Web page and app entries –
----------------
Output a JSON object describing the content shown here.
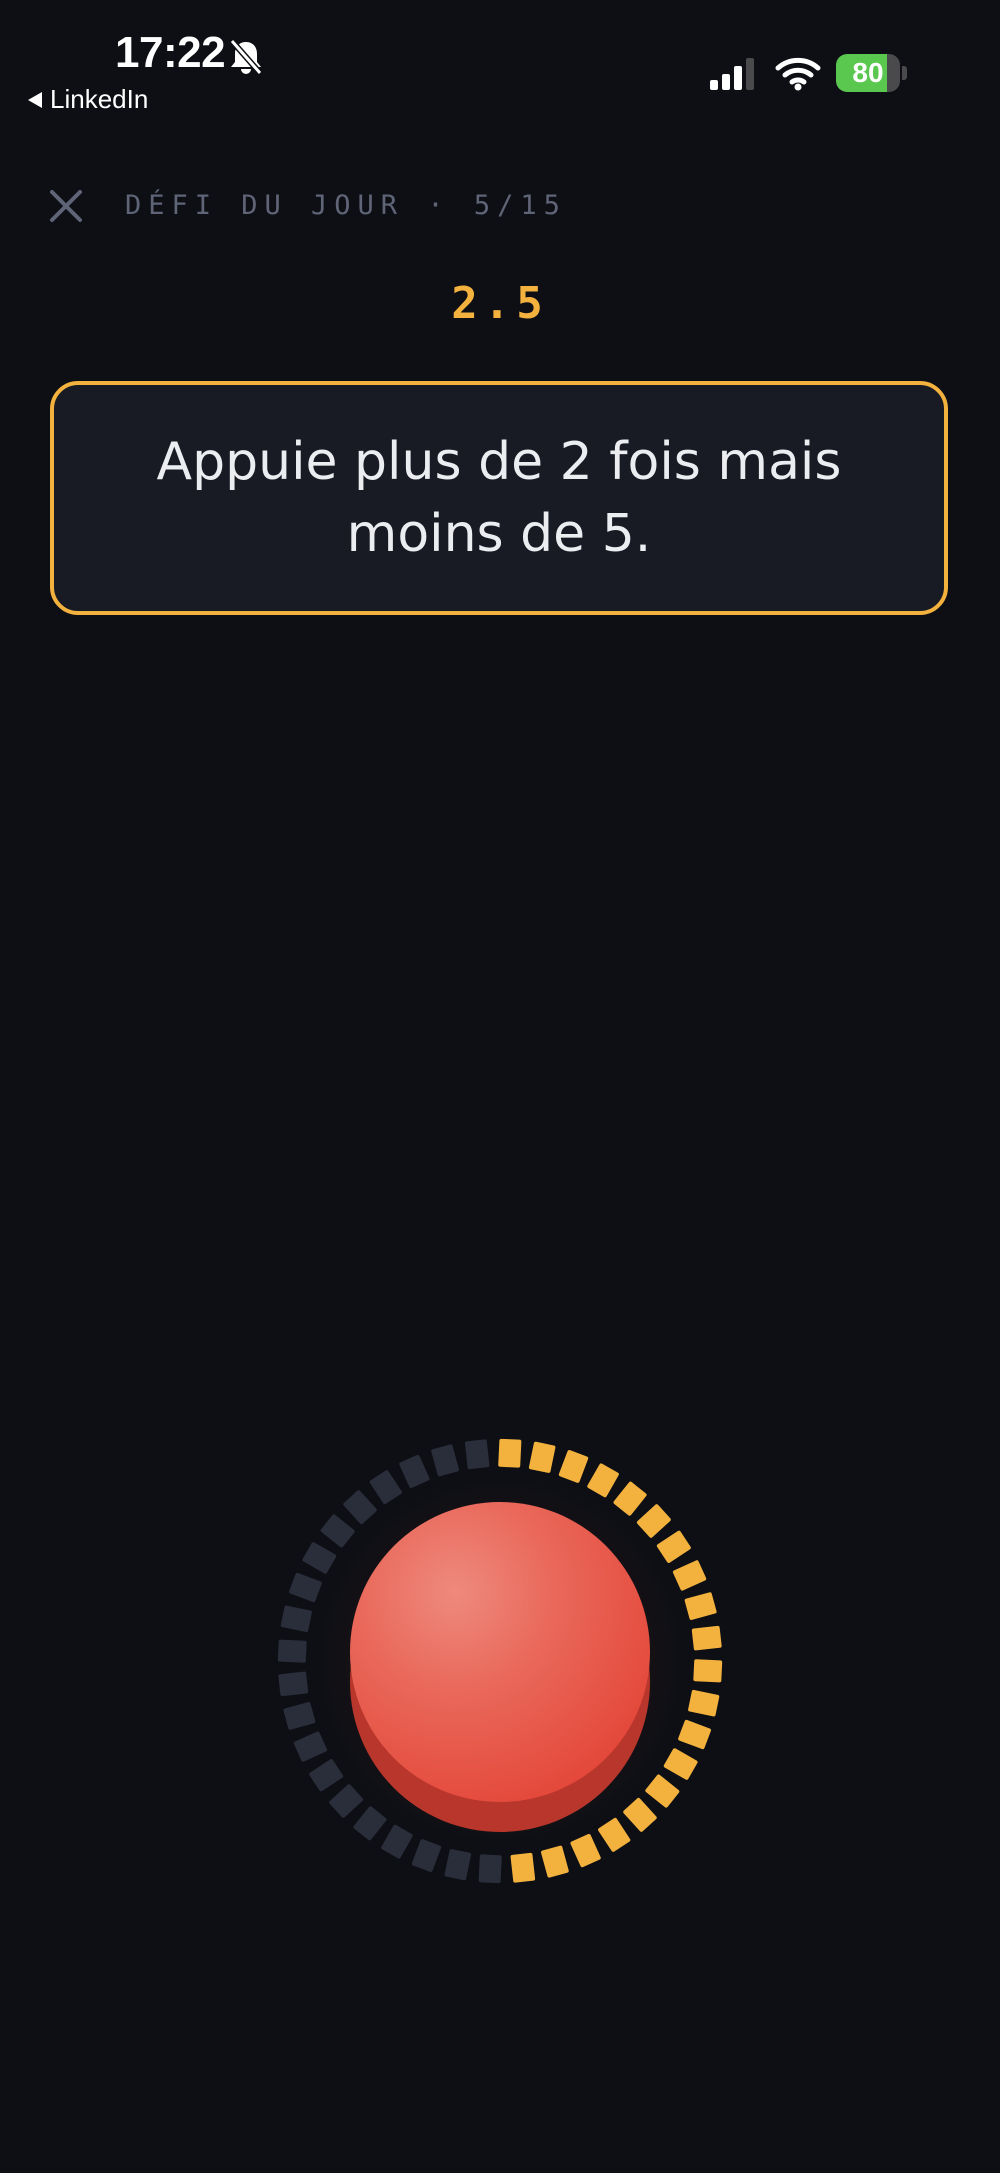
{
  "status_bar": {
    "time": "17:22",
    "back_app": "LinkedIn",
    "battery_percent": "80",
    "battery_level": 0.8,
    "battery_charging": true,
    "silent_mode": true
  },
  "header": {
    "close_icon": "close-icon",
    "challenge_label": "DÉFI DU JOUR · 5/15"
  },
  "score": "2.5",
  "prompt": {
    "text": "Appuie plus de 2 fois mais moins de 5."
  },
  "tap_button": {
    "icon": "red-push-button",
    "timer_progress": 0.5
  },
  "colors": {
    "background": "#0d0f15",
    "accent": "#f3b13e",
    "button": "#e84a3c",
    "dial_inactive": "#2a2d3a",
    "muted_text": "#5f6577"
  }
}
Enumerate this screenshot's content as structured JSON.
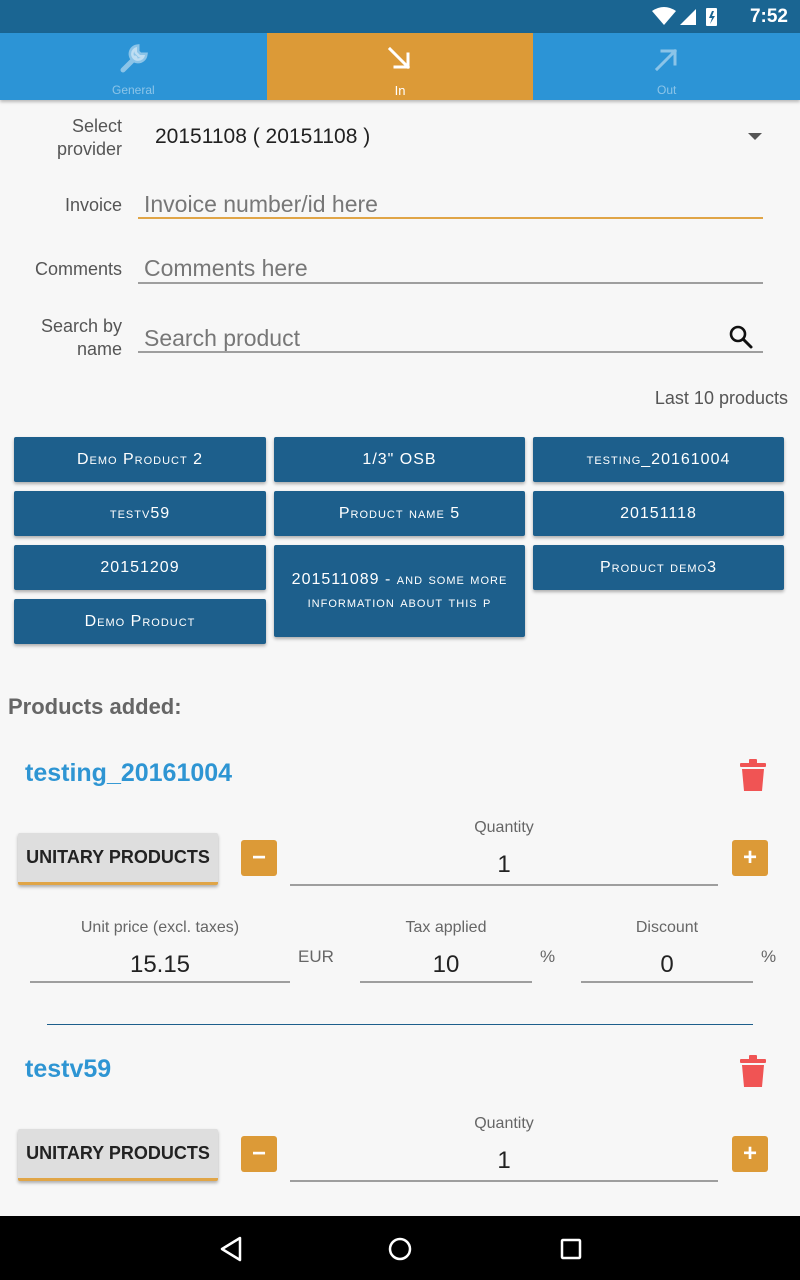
{
  "status": {
    "time": "7:52"
  },
  "tabs": [
    {
      "label": "General",
      "icon": "wrench-icon"
    },
    {
      "label": "In",
      "icon": "arrow-down-right-icon"
    },
    {
      "label": "Out",
      "icon": "arrow-up-right-icon"
    }
  ],
  "form": {
    "provider_label": "Select provider",
    "provider_value": "20151108 ( 20151108 )",
    "invoice_label": "Invoice",
    "invoice_placeholder": "Invoice number/id here",
    "comments_label": "Comments",
    "comments_placeholder": "Comments here",
    "search_label": "Search by name",
    "search_placeholder": "Search product"
  },
  "last_products_label": "Last 10 products",
  "last_products": [
    "Demo Product 2",
    "1/3\" OSB",
    "testing_20161004",
    "testv59",
    "Product name 5",
    "20151118",
    "20151209",
    "201511089 - and some more information about this p",
    "Product demo3",
    "Demo Product"
  ],
  "products_added_title": "Products added:",
  "products_added": [
    {
      "name": "testing_20161004",
      "type_label": "UNITARY PRODUCTS",
      "quantity_label": "Quantity",
      "quantity": "1",
      "unit_price_label": "Unit price (excl. taxes)",
      "unit_price": "15.15",
      "currency": "EUR",
      "tax_label": "Tax applied",
      "tax": "10",
      "tax_unit": "%",
      "discount_label": "Discount",
      "discount": "0",
      "discount_unit": "%"
    },
    {
      "name": "testv59",
      "type_label": "UNITARY PRODUCTS",
      "quantity_label": "Quantity",
      "quantity": "1"
    }
  ],
  "stepper": {
    "minus": "−",
    "plus": "+"
  },
  "colors": {
    "statusbar": "#1a6592",
    "tabs": "#2c94d6",
    "accent": "#dc9a37",
    "chip": "#1d5f8c",
    "product_name": "#2e95d3",
    "trash": "#f05454"
  }
}
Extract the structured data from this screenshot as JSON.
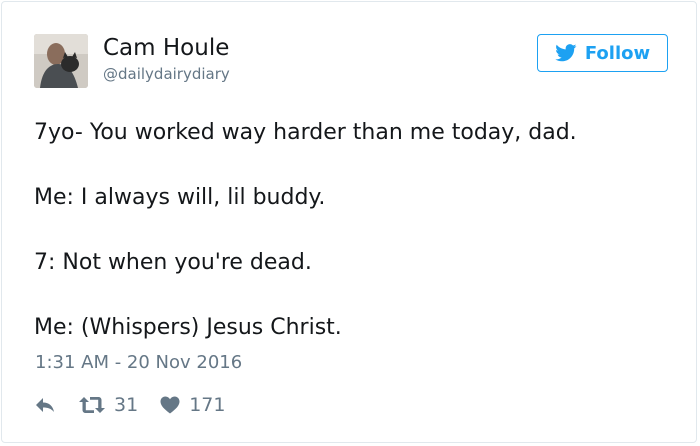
{
  "user": {
    "name": "Cam Houle",
    "handle": "@dailydairydiary"
  },
  "follow_button": {
    "label": "Follow",
    "icon": "twitter-bird-icon",
    "color": "#1da1f2"
  },
  "tweet": {
    "lines": [
      "7yo- You worked way harder than me today, dad.",
      "Me: I always will, lil buddy.",
      "7: Not when you're dead.",
      "Me: (Whispers) Jesus Christ."
    ],
    "timestamp": "1:31 AM - 20 Nov 2016"
  },
  "actions": {
    "reply_icon": "reply-icon",
    "retweet_icon": "retweet-icon",
    "retweet_count": "31",
    "like_icon": "heart-icon",
    "like_count": "171"
  }
}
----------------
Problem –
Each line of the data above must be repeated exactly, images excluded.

The completed task –
Output a JSON object describing the content shown here.
{
  "status_bar": {
    "time": "17:22",
    "back_app": "LinkedIn",
    "battery_percent": "80",
    "battery_level": 0.8,
    "battery_charging": true,
    "silent_mode": true
  },
  "header": {
    "close_icon": "close-icon",
    "challenge_label": "DÉFI DU JOUR · 5/15"
  },
  "score": "2.5",
  "prompt": {
    "text": "Appuie plus de 2 fois mais moins de 5."
  },
  "tap_button": {
    "icon": "red-push-button",
    "timer_progress": 0.5
  },
  "colors": {
    "background": "#0d0f15",
    "accent": "#f3b13e",
    "button": "#e84a3c",
    "dial_inactive": "#2a2d3a",
    "muted_text": "#5f6577"
  }
}
Enumerate this screenshot's content as structured JSON.
{
  "status": {
    "time": "7:52"
  },
  "tabs": [
    {
      "label": "General",
      "icon": "wrench-icon"
    },
    {
      "label": "In",
      "icon": "arrow-down-right-icon"
    },
    {
      "label": "Out",
      "icon": "arrow-up-right-icon"
    }
  ],
  "form": {
    "provider_label": "Select provider",
    "provider_value": "20151108 ( 20151108 )",
    "invoice_label": "Invoice",
    "invoice_placeholder": "Invoice number/id here",
    "comments_label": "Comments",
    "comments_placeholder": "Comments here",
    "search_label": "Search by name",
    "search_placeholder": "Search product"
  },
  "last_products_label": "Last 10 products",
  "last_products": [
    "Demo Product 2",
    "1/3\" OSB",
    "testing_20161004",
    "testv59",
    "Product name 5",
    "20151118",
    "20151209",
    "201511089 - and some more information about this p",
    "Product demo3",
    "Demo Product"
  ],
  "products_added_title": "Products added:",
  "products_added": [
    {
      "name": "testing_20161004",
      "type_label": "UNITARY PRODUCTS",
      "quantity_label": "Quantity",
      "quantity": "1",
      "unit_price_label": "Unit price (excl. taxes)",
      "unit_price": "15.15",
      "currency": "EUR",
      "tax_label": "Tax applied",
      "tax": "10",
      "tax_unit": "%",
      "discount_label": "Discount",
      "discount": "0",
      "discount_unit": "%"
    },
    {
      "name": "testv59",
      "type_label": "UNITARY PRODUCTS",
      "quantity_label": "Quantity",
      "quantity": "1"
    }
  ],
  "stepper": {
    "minus": "−",
    "plus": "+"
  },
  "colors": {
    "statusbar": "#1a6592",
    "tabs": "#2c94d6",
    "accent": "#dc9a37",
    "chip": "#1d5f8c",
    "product_name": "#2e95d3",
    "trash": "#f05454"
  }
}
Extract the structured data from this screenshot as JSON.
{
  "user": {
    "name": "Cam Houle",
    "handle": "@dailydairydiary"
  },
  "follow_button": {
    "label": "Follow",
    "icon": "twitter-bird-icon",
    "color": "#1da1f2"
  },
  "tweet": {
    "lines": [
      "7yo- You worked way harder than me today, dad.",
      "Me: I always will, lil buddy.",
      "7: Not when you're dead.",
      "Me: (Whispers) Jesus Christ."
    ],
    "timestamp": "1:31 AM - 20 Nov 2016"
  },
  "actions": {
    "reply_icon": "reply-icon",
    "retweet_icon": "retweet-icon",
    "retweet_count": "31",
    "like_icon": "heart-icon",
    "like_count": "171"
  }
}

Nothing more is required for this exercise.